The NSW government plans to create a second CBD in western Sydney’s Parramatta in order to deal with the city’s burgeoning growth over coming decades.
The state government has confirmed its intentions to transform Parramatta into Sydney’s second CBD with the release for a long-term metropolitan planning strategy for the future of Australia’s most populous city.
The newly released Plan for Growing Sydney envisages the development of the western part of Sydney into a thriving, secondary metropolitan hub over the next two decades.
The plan sets ambitious targets for growth of the city overall, with the addition of 664,000 new residences and 689,000 new jobs by 2031, and a projected increase in total population to 5.9 million.
Parramatta will be established as a second CBD for Sydney, while the plan will also create a total of 28 “strategic centres,” which in the west of the city will include Blacktown, Bankstown, Castle Hill, Burwood, Marsden Park and Norwest.
Each of the strategic centres will reconsidered priority areas for jobs, services, housing and retail, and be capable of providing employment to at least 10,000 workers.
The NSW government also envisages the creation of what it refers to as “regional city centres” which will include Penrith, Liverpool and Campbelltown-Macarthur.
Specific details on the western Sydney development strategy nonetheless remain scarce, with the state government planning to release more in-depth information on which areas will be targeted following the next election.
According to Chris Johnson, Urban Taskforce chief executive, the reason for paring down of detail in the current document is to reduce focus on local communities in the lead up to elections.
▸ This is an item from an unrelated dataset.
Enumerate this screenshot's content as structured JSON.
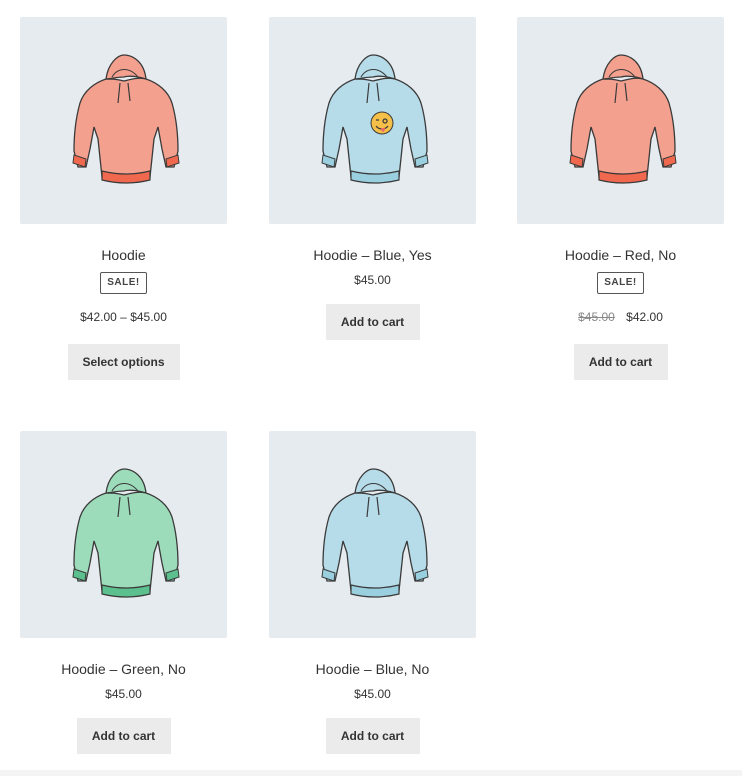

Six draft sub-regional plans will instead be issued the middle of next year.
The Greater Sydney Commission, a new government body whose establishment was announced in the middle of the year, will be responsible for implementation of the development strategy across a total of 41 local government areas.
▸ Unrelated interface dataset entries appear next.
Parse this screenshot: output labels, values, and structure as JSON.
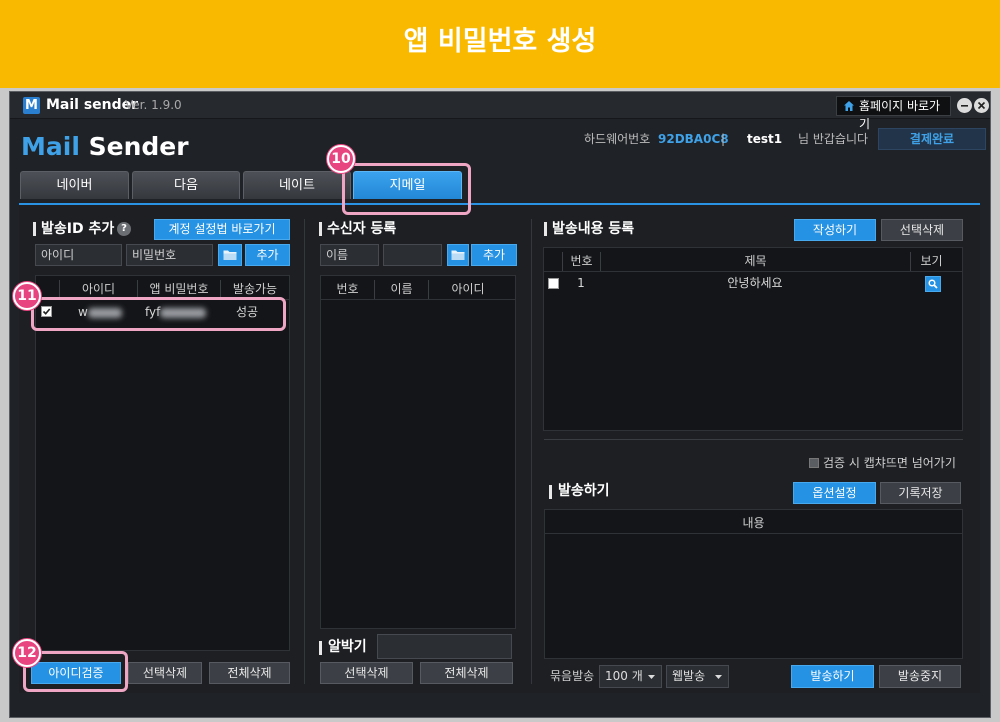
{
  "banner": {
    "title": "앱 비밀번호 생성"
  },
  "titlebar": {
    "logo_letter": "M",
    "app_name": "Mail sender",
    "version": "Ver. 1.9.0",
    "homepage_label": "홈페이지 바로가기"
  },
  "header": {
    "logo_mail": "Mail",
    "logo_sender": "Sender",
    "hardware_label": "하드웨어번호",
    "hardware_id": "92DBA0C8",
    "separator": "|",
    "username": "test1",
    "greeting": "님 반갑습니다",
    "payment_status": "결제완료"
  },
  "tabs": [
    {
      "label": "네이버",
      "active": false
    },
    {
      "label": "다음",
      "active": false
    },
    {
      "label": "네이트",
      "active": false
    },
    {
      "label": "지메일",
      "active": true
    }
  ],
  "callouts": [
    "10",
    "11",
    "12"
  ],
  "sender_panel": {
    "title": "발송ID 추가",
    "help_glyph": "?",
    "guide_button": "계정 설정법 바로가기",
    "id_placeholder": "아이디",
    "password_placeholder": "비밀번호",
    "add_button": "추가",
    "columns": [
      "아이디",
      "앱 비밀번호",
      "발송가능"
    ],
    "rows": [
      {
        "checked": true,
        "id": "w",
        "app_password": "fyf",
        "status": "성공"
      }
    ],
    "verify_button": "아이디검증",
    "delete_selected": "선택삭제",
    "delete_all": "전체삭제"
  },
  "recipient_panel": {
    "title": "수신자 등록",
    "name_placeholder": "이름",
    "add_button": "추가",
    "columns": [
      "번호",
      "이름",
      "아이디"
    ],
    "albak_label": "알박기",
    "delete_selected": "선택삭제",
    "delete_all": "전체삭제"
  },
  "content_panel": {
    "title": "발송내용 등록",
    "write_button": "작성하기",
    "delete_selected": "선택삭제",
    "columns": [
      "번호",
      "제목",
      "보기"
    ],
    "rows": [
      {
        "checked": false,
        "number": "1",
        "subject": "안녕하세요"
      }
    ]
  },
  "send_panel": {
    "captcha_skip_label": "검증 시 캡챠뜨면 넘어가기",
    "captcha_skip_checked": false,
    "title": "발송하기",
    "options_button": "옵션설정",
    "save_log_button": "기록저장",
    "columns": [
      "내용"
    ],
    "batch_label": "묶음발송",
    "batch_size": "100 개",
    "send_mode": "웹발송",
    "send_button": "발송하기",
    "stop_button": "발송중지"
  },
  "colors": {
    "banner": "#f8b900",
    "accent": "#2592e3",
    "callout": "#e8447f",
    "highlight": "#efa6c5",
    "window_bg": "#1f2226"
  }
}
According to Planning Minister Pru Goward the commission will receive $6.5 million in funding for its establishment over the next six months. The commission will initially act as a ministerial advisory body, before being converted into a legislated body next year.
Goward also took pains to reassure councils that the purpose of the commission would not be to supersede local government, but that it would instead be “absolutely focused” on cooperation.